Two revelations came to me from these exercises. One was that there wasn’t much of a difference between Islamic and orthodox Jewish law. The other was much more significant. Forgiveness and redemption wasn’t automatic in either belief system. You had to go through some form of ritualized spiritual purification to gain Jehovah or Allah’s amazing. You had to earn your forgiveness if you were a Jew, a Muslim, or a Hebrew-Israelite. Messing up even in the smallest of ways left you on the spiritual outside looking in for a connection to The One. It was like being disconnected over the telephone with no way to dial back in except through a holy day of atonement.
In reading the Gospels, it started sinking in that Jesus’ life was about providing a path for each of us to gain unconditional and unearned forgiveness, including me. I read the New Testament at home late at night so that I wouldn’t get caught venturing into forbidden scriptures. Somewhere between Matthew and Mark I found myself, maybe for the first time, realizing that I’ve been searching for someone to save me. From myself, from my family, from a life without meaning, from a life of hell-on-earth, and certainly from an afterlife without my proper place in it. I was finally in a place where I felt like I could turn myself over to my God, possibly through Jesus.

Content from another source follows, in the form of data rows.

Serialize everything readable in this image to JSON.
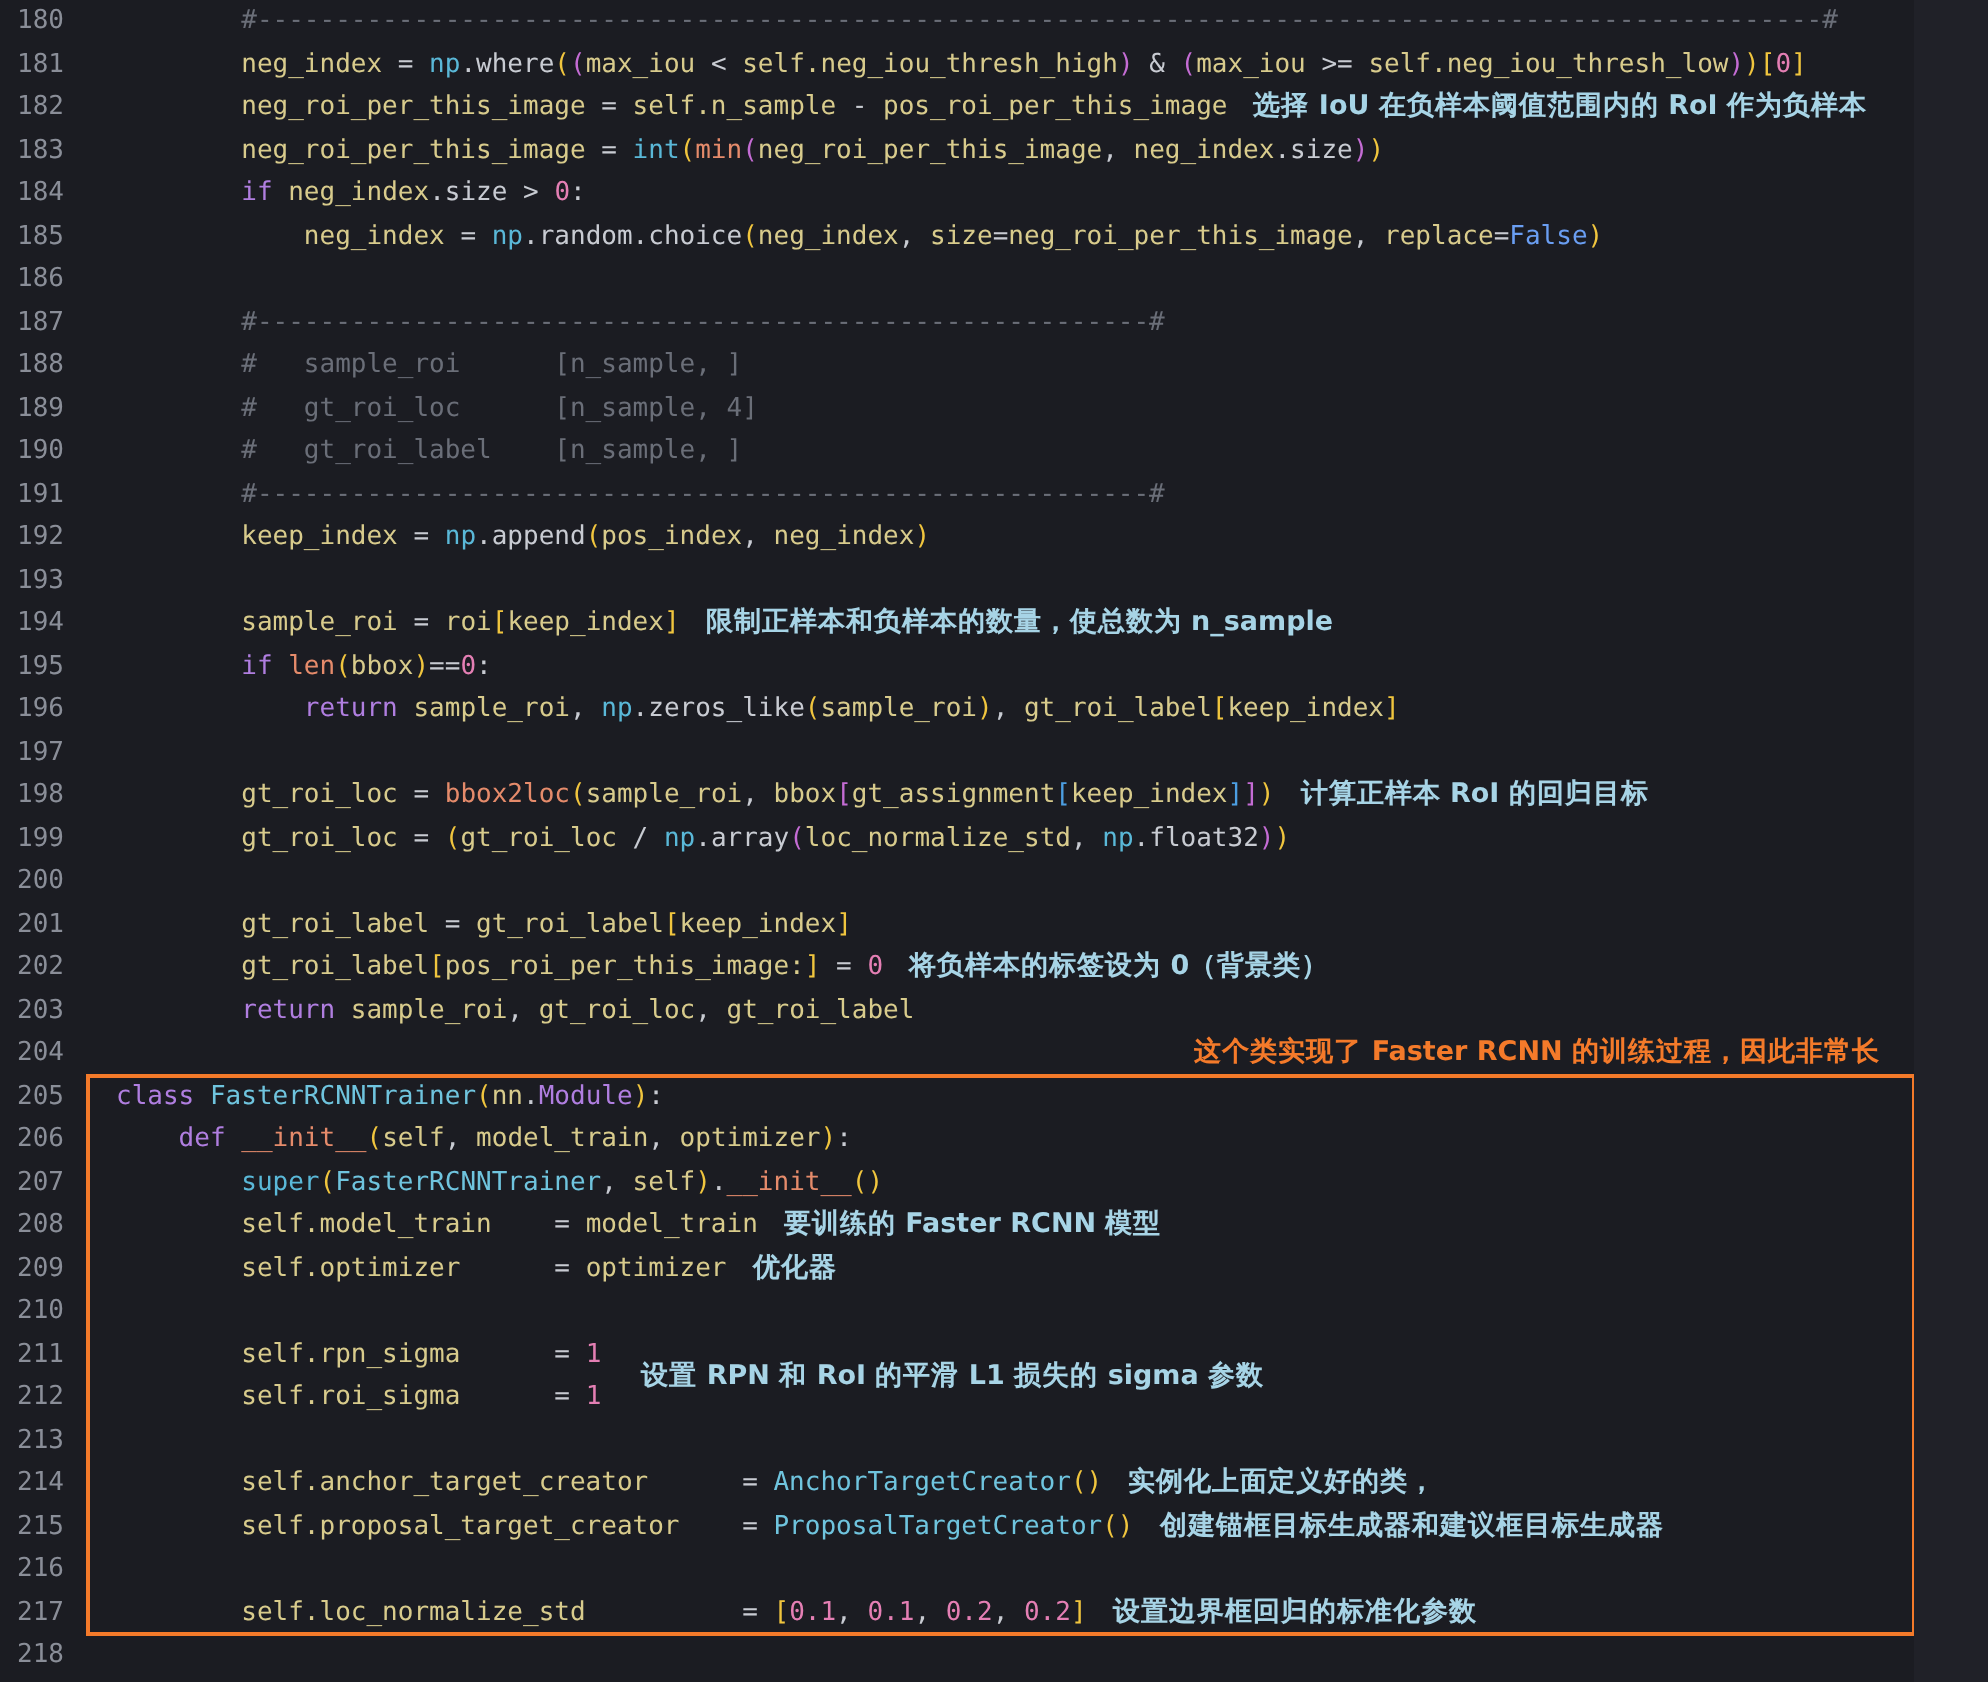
{
  "editor": {
    "sections": [
      {
        "boxed": false,
        "lines": [
          {
            "number": "180",
            "code": [
              {
                "kind": "cm",
                "text": "        #----------------------------------------------------------------------------------------------------#"
              }
            ]
          },
          {
            "number": "181",
            "code": [
              {
                "kind": "var",
                "text": "        neg_index"
              },
              {
                "kind": "op",
                "text": " = "
              },
              {
                "kind": "fn",
                "text": "np"
              },
              {
                "kind": "op",
                "text": ".where"
              },
              {
                "kind": "b1",
                "text": "("
              },
              {
                "kind": "b2",
                "text": "("
              },
              {
                "kind": "var",
                "text": "max_iou"
              },
              {
                "kind": "op",
                "text": " < "
              },
              {
                "kind": "var",
                "text": "self.neg_iou_thresh_high"
              },
              {
                "kind": "b2",
                "text": ")"
              },
              {
                "kind": "op",
                "text": " & "
              },
              {
                "kind": "b2",
                "text": "("
              },
              {
                "kind": "var",
                "text": "max_iou"
              },
              {
                "kind": "op",
                "text": " >= "
              },
              {
                "kind": "var",
                "text": "self.neg_iou_thresh_low"
              },
              {
                "kind": "b2",
                "text": ")"
              },
              {
                "kind": "b1",
                "text": ")["
              },
              {
                "kind": "num",
                "text": "0"
              },
              {
                "kind": "b1",
                "text": "]"
              }
            ]
          },
          {
            "number": "182",
            "code": [
              {
                "kind": "var",
                "text": "        neg_roi_per_this_image"
              },
              {
                "kind": "op",
                "text": " = "
              },
              {
                "kind": "var",
                "text": "self.n_sample"
              },
              {
                "kind": "op",
                "text": " - "
              },
              {
                "kind": "var",
                "text": "pos_roi_per_this_image"
              }
            ],
            "note": {
              "kind": "inline",
              "text": "选择 IoU 在负样本阈值范围内的 RoI 作为负样本"
            }
          },
          {
            "number": "183",
            "code": [
              {
                "kind": "var",
                "text": "        neg_roi_per_this_image"
              },
              {
                "kind": "op",
                "text": " = "
              },
              {
                "kind": "fn",
                "text": "int"
              },
              {
                "kind": "b1",
                "text": "("
              },
              {
                "kind": "call",
                "text": "min"
              },
              {
                "kind": "b2",
                "text": "("
              },
              {
                "kind": "var",
                "text": "neg_roi_per_this_image"
              },
              {
                "kind": "op",
                "text": ", "
              },
              {
                "kind": "var",
                "text": "neg_index"
              },
              {
                "kind": "op",
                "text": ".size"
              },
              {
                "kind": "b2",
                "text": ")"
              },
              {
                "kind": "b1",
                "text": ")"
              }
            ]
          },
          {
            "number": "184",
            "code": [
              {
                "kind": "kw",
                "text": "        if"
              },
              {
                "kind": "var",
                "text": " neg_index"
              },
              {
                "kind": "op",
                "text": ".size > "
              },
              {
                "kind": "num",
                "text": "0"
              },
              {
                "kind": "op",
                "text": ":"
              }
            ]
          },
          {
            "number": "185",
            "code": [
              {
                "kind": "var",
                "text": "            neg_index"
              },
              {
                "kind": "op",
                "text": " = "
              },
              {
                "kind": "fn",
                "text": "np"
              },
              {
                "kind": "op",
                "text": ".random.choice"
              },
              {
                "kind": "b1",
                "text": "("
              },
              {
                "kind": "var",
                "text": "neg_index"
              },
              {
                "kind": "op",
                "text": ", "
              },
              {
                "kind": "var",
                "text": "size"
              },
              {
                "kind": "op",
                "text": "="
              },
              {
                "kind": "var",
                "text": "neg_roi_per_this_image"
              },
              {
                "kind": "op",
                "text": ", "
              },
              {
                "kind": "var",
                "text": "replace"
              },
              {
                "kind": "op",
                "text": "="
              },
              {
                "kind": "const",
                "text": "False"
              },
              {
                "kind": "b1",
                "text": ")"
              }
            ]
          },
          {
            "number": "186"
          },
          {
            "number": "187",
            "code": [
              {
                "kind": "cm",
                "text": "        #---------------------------------------------------------#"
              }
            ]
          },
          {
            "number": "188",
            "code": [
              {
                "kind": "cm",
                "text": "        #   sample_roi      [n_sample, ]"
              }
            ]
          },
          {
            "number": "189",
            "code": [
              {
                "kind": "cm",
                "text": "        #   gt_roi_loc      [n_sample, 4]"
              }
            ]
          },
          {
            "number": "190",
            "code": [
              {
                "kind": "cm",
                "text": "        #   gt_roi_label    [n_sample, ]"
              }
            ]
          },
          {
            "number": "191",
            "code": [
              {
                "kind": "cm",
                "text": "        #---------------------------------------------------------#"
              }
            ]
          },
          {
            "number": "192",
            "code": [
              {
                "kind": "var",
                "text": "        keep_index"
              },
              {
                "kind": "op",
                "text": " = "
              },
              {
                "kind": "fn",
                "text": "np"
              },
              {
                "kind": "op",
                "text": ".append"
              },
              {
                "kind": "b1",
                "text": "("
              },
              {
                "kind": "var",
                "text": "pos_index"
              },
              {
                "kind": "op",
                "text": ", "
              },
              {
                "kind": "var",
                "text": "neg_index"
              },
              {
                "kind": "b1",
                "text": ")"
              }
            ]
          },
          {
            "number": "193"
          },
          {
            "number": "194",
            "code": [
              {
                "kind": "var",
                "text": "        sample_roi"
              },
              {
                "kind": "op",
                "text": " = "
              },
              {
                "kind": "var",
                "text": "roi"
              },
              {
                "kind": "b1",
                "text": "["
              },
              {
                "kind": "var",
                "text": "keep_index"
              },
              {
                "kind": "b1",
                "text": "]"
              }
            ],
            "note": {
              "kind": "inline",
              "text": "限制正样本和负样本的数量，使总数为 n_sample"
            }
          },
          {
            "number": "195",
            "code": [
              {
                "kind": "kw",
                "text": "        if "
              },
              {
                "kind": "call",
                "text": "len"
              },
              {
                "kind": "b1",
                "text": "("
              },
              {
                "kind": "var",
                "text": "bbox"
              },
              {
                "kind": "b1",
                "text": ")"
              },
              {
                "kind": "op",
                "text": "=="
              },
              {
                "kind": "num",
                "text": "0"
              },
              {
                "kind": "op",
                "text": ":"
              }
            ]
          },
          {
            "number": "196",
            "code": [
              {
                "kind": "kw",
                "text": "            return"
              },
              {
                "kind": "var",
                "text": " sample_roi"
              },
              {
                "kind": "op",
                "text": ", "
              },
              {
                "kind": "fn",
                "text": "np"
              },
              {
                "kind": "op",
                "text": ".zeros_like"
              },
              {
                "kind": "b1",
                "text": "("
              },
              {
                "kind": "var",
                "text": "sample_roi"
              },
              {
                "kind": "b1",
                "text": ")"
              },
              {
                "kind": "op",
                "text": ", "
              },
              {
                "kind": "var",
                "text": "gt_roi_label"
              },
              {
                "kind": "b1",
                "text": "["
              },
              {
                "kind": "var",
                "text": "keep_index"
              },
              {
                "kind": "b1",
                "text": "]"
              }
            ]
          },
          {
            "number": "197"
          },
          {
            "number": "198",
            "code": [
              {
                "kind": "var",
                "text": "        gt_roi_loc"
              },
              {
                "kind": "op",
                "text": " = "
              },
              {
                "kind": "call",
                "text": "bbox2loc"
              },
              {
                "kind": "b1",
                "text": "("
              },
              {
                "kind": "var",
                "text": "sample_roi"
              },
              {
                "kind": "op",
                "text": ", "
              },
              {
                "kind": "var",
                "text": "bbox"
              },
              {
                "kind": "b2",
                "text": "["
              },
              {
                "kind": "var",
                "text": "gt_assignment"
              },
              {
                "kind": "b3",
                "text": "["
              },
              {
                "kind": "var",
                "text": "keep_index"
              },
              {
                "kind": "b3",
                "text": "]"
              },
              {
                "kind": "b2",
                "text": "]"
              },
              {
                "kind": "b1",
                "text": ")"
              }
            ],
            "note": {
              "kind": "inline",
              "text": "计算正样本 RoI 的回归目标"
            }
          },
          {
            "number": "199",
            "code": [
              {
                "kind": "var",
                "text": "        gt_roi_loc"
              },
              {
                "kind": "op",
                "text": " = "
              },
              {
                "kind": "b1",
                "text": "("
              },
              {
                "kind": "var",
                "text": "gt_roi_loc"
              },
              {
                "kind": "op",
                "text": " / "
              },
              {
                "kind": "fn",
                "text": "np"
              },
              {
                "kind": "op",
                "text": ".array"
              },
              {
                "kind": "b2",
                "text": "("
              },
              {
                "kind": "var",
                "text": "loc_normalize_std"
              },
              {
                "kind": "op",
                "text": ", "
              },
              {
                "kind": "fn",
                "text": "np"
              },
              {
                "kind": "op",
                "text": ".float32"
              },
              {
                "kind": "b2",
                "text": ")"
              },
              {
                "kind": "b1",
                "text": ")"
              }
            ]
          },
          {
            "number": "200"
          },
          {
            "number": "201",
            "code": [
              {
                "kind": "var",
                "text": "        gt_roi_label"
              },
              {
                "kind": "op",
                "text": " = "
              },
              {
                "kind": "var",
                "text": "gt_roi_label"
              },
              {
                "kind": "b1",
                "text": "["
              },
              {
                "kind": "var",
                "text": "keep_index"
              },
              {
                "kind": "b1",
                "text": "]"
              }
            ]
          },
          {
            "number": "202",
            "code": [
              {
                "kind": "var",
                "text": "        gt_roi_label"
              },
              {
                "kind": "b1",
                "text": "["
              },
              {
                "kind": "var",
                "text": "pos_roi_per_this_image:"
              },
              {
                "kind": "b1",
                "text": "]"
              },
              {
                "kind": "op",
                "text": " = "
              },
              {
                "kind": "num",
                "text": "0"
              }
            ],
            "note": {
              "kind": "inline",
              "text": "将负样本的标签设为 0（背景类）"
            }
          },
          {
            "number": "203",
            "code": [
              {
                "kind": "kw",
                "text": "        return"
              },
              {
                "kind": "var",
                "text": " sample_roi"
              },
              {
                "kind": "op",
                "text": ", "
              },
              {
                "kind": "var",
                "text": "gt_roi_loc"
              },
              {
                "kind": "op",
                "text": ", "
              },
              {
                "kind": "var",
                "text": "gt_roi_label"
              }
            ]
          },
          {
            "number": "204",
            "note": {
              "kind": "banner",
              "text": "这个类实现了 Faster RCNN 的训练过程，因此非常长"
            }
          }
        ]
      },
      {
        "boxed": true,
        "lines": [
          {
            "number": "205",
            "code": [
              {
                "kind": "kw",
                "text": "class "
              },
              {
                "kind": "cls",
                "text": "FasterRCNNTrainer"
              },
              {
                "kind": "b1",
                "text": "("
              },
              {
                "kind": "var",
                "text": "nn"
              },
              {
                "kind": "op",
                "text": "."
              },
              {
                "kind": "kw",
                "text": "Module"
              },
              {
                "kind": "b1",
                "text": ")"
              },
              {
                "kind": "op",
                "text": ":"
              }
            ]
          },
          {
            "number": "206",
            "code": [
              {
                "kind": "kw",
                "text": "    def "
              },
              {
                "kind": "call",
                "text": "__init__"
              },
              {
                "kind": "b1",
                "text": "("
              },
              {
                "kind": "var",
                "text": "self"
              },
              {
                "kind": "op",
                "text": ", "
              },
              {
                "kind": "var",
                "text": "model_train"
              },
              {
                "kind": "op",
                "text": ", "
              },
              {
                "kind": "var",
                "text": "optimizer"
              },
              {
                "kind": "b1",
                "text": ")"
              },
              {
                "kind": "op",
                "text": ":"
              }
            ]
          },
          {
            "number": "207",
            "code": [
              {
                "kind": "fn",
                "text": "        super"
              },
              {
                "kind": "b1",
                "text": "("
              },
              {
                "kind": "cls",
                "text": "FasterRCNNTrainer"
              },
              {
                "kind": "op",
                "text": ", "
              },
              {
                "kind": "var",
                "text": "self"
              },
              {
                "kind": "b1",
                "text": ")"
              },
              {
                "kind": "op",
                "text": "."
              },
              {
                "kind": "call",
                "text": "__init__"
              },
              {
                "kind": "b1",
                "text": "()"
              }
            ]
          },
          {
            "number": "208",
            "code": [
              {
                "kind": "var",
                "text": "        self.model_train    "
              },
              {
                "kind": "op",
                "text": "= "
              },
              {
                "kind": "var",
                "text": "model_train"
              }
            ],
            "note": {
              "kind": "inline",
              "text": "要训练的 Faster RCNN 模型"
            }
          },
          {
            "number": "209",
            "code": [
              {
                "kind": "var",
                "text": "        self.optimizer      "
              },
              {
                "kind": "op",
                "text": "= "
              },
              {
                "kind": "var",
                "text": "optimizer"
              }
            ],
            "note": {
              "kind": "inline",
              "text": "优化器"
            }
          },
          {
            "number": "210"
          },
          {
            "number": "211",
            "code": [
              {
                "kind": "var",
                "text": "        self.rpn_sigma      "
              },
              {
                "kind": "op",
                "text": "= "
              },
              {
                "kind": "num",
                "text": "1"
              }
            ],
            "note": {
              "kind": "spanning",
              "text": "设置 RPN 和 RoI 的平滑 L1 损失的 sigma 参数"
            }
          },
          {
            "number": "212",
            "code": [
              {
                "kind": "var",
                "text": "        self.roi_sigma      "
              },
              {
                "kind": "op",
                "text": "= "
              },
              {
                "kind": "num",
                "text": "1"
              }
            ]
          },
          {
            "number": "213"
          },
          {
            "number": "214",
            "code": [
              {
                "kind": "var",
                "text": "        self.anchor_target_creator      "
              },
              {
                "kind": "op",
                "text": "= "
              },
              {
                "kind": "cls",
                "text": "AnchorTargetCreator"
              },
              {
                "kind": "b1",
                "text": "()"
              }
            ],
            "note": {
              "kind": "inline",
              "text": "实例化上面定义好的类，"
            }
          },
          {
            "number": "215",
            "code": [
              {
                "kind": "var",
                "text": "        self.proposal_target_creator    "
              },
              {
                "kind": "op",
                "text": "= "
              },
              {
                "kind": "cls",
                "text": "ProposalTargetCreator"
              },
              {
                "kind": "b1",
                "text": "()"
              }
            ],
            "note": {
              "kind": "inline",
              "text": "创建锚框目标生成器和建议框目标生成器"
            }
          },
          {
            "number": "216"
          },
          {
            "number": "217",
            "code": [
              {
                "kind": "var",
                "text": "        self.loc_normalize_std          "
              },
              {
                "kind": "op",
                "text": "= "
              },
              {
                "kind": "b1",
                "text": "["
              },
              {
                "kind": "num",
                "text": "0.1"
              },
              {
                "kind": "op",
                "text": ", "
              },
              {
                "kind": "num",
                "text": "0.1"
              },
              {
                "kind": "op",
                "text": ", "
              },
              {
                "kind": "num",
                "text": "0.2"
              },
              {
                "kind": "op",
                "text": ", "
              },
              {
                "kind": "num",
                "text": "0.2"
              },
              {
                "kind": "b1",
                "text": "]"
              }
            ],
            "note": {
              "kind": "inline",
              "text": "设置边界框回归的标准化参数"
            }
          }
        ]
      },
      {
        "boxed": false,
        "lines": [
          {
            "number": "218"
          }
        ]
      }
    ]
  }
}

But I wanted to be as sure about this decision as I could be. After the last few years of watching my mother, Maurice and Jimme make so many horrifying and almost fatal ones, I wanted this decision to be more correct that any 100 I’d gotten on any test. I wanted my potential conversion to Christianity to feel as good as I did the day I served as the introductory speaker at my elementary school graduation. And above all else, I wanted to be at peace with my decision so that if anyone asked me about the Hebrew-Israelite thing again, I could respond to their questions—and their questioning of my decision—with honesty and good information.
It took four more months of research at Mount Vernon Public Library and using my Afro-Asian History and Literature classes to explore different religions before I became a Christian. Despite my wildest expectations, my life didn’t immediately get better. It would be another three years before I went off to college, and another five before my stepfather would be out of our lives.
But I did learn something about the need to have something, someone to hold on to in my mind and heart in order to–as Jesse Jackson would say–“keep hope alive,” to invest my faith in. I wasn’t ready to put that kind of unshakable faith in myself, and every person of authority in my life had proven to be unable to live up to the minimal expectations of food, clothing, shelter, security or love that I had. For me at least, becoming an atheist would’ve meant giving up on the idea that someone out there had a vested interest in me succeeding and surviving this life, that my life was indeed worth living. While my faith and my relationship with God and Christianity has had its ups and downs since April of ’84, the lesson of the importance of hope and faith to make my life worth something hasn’t been lost.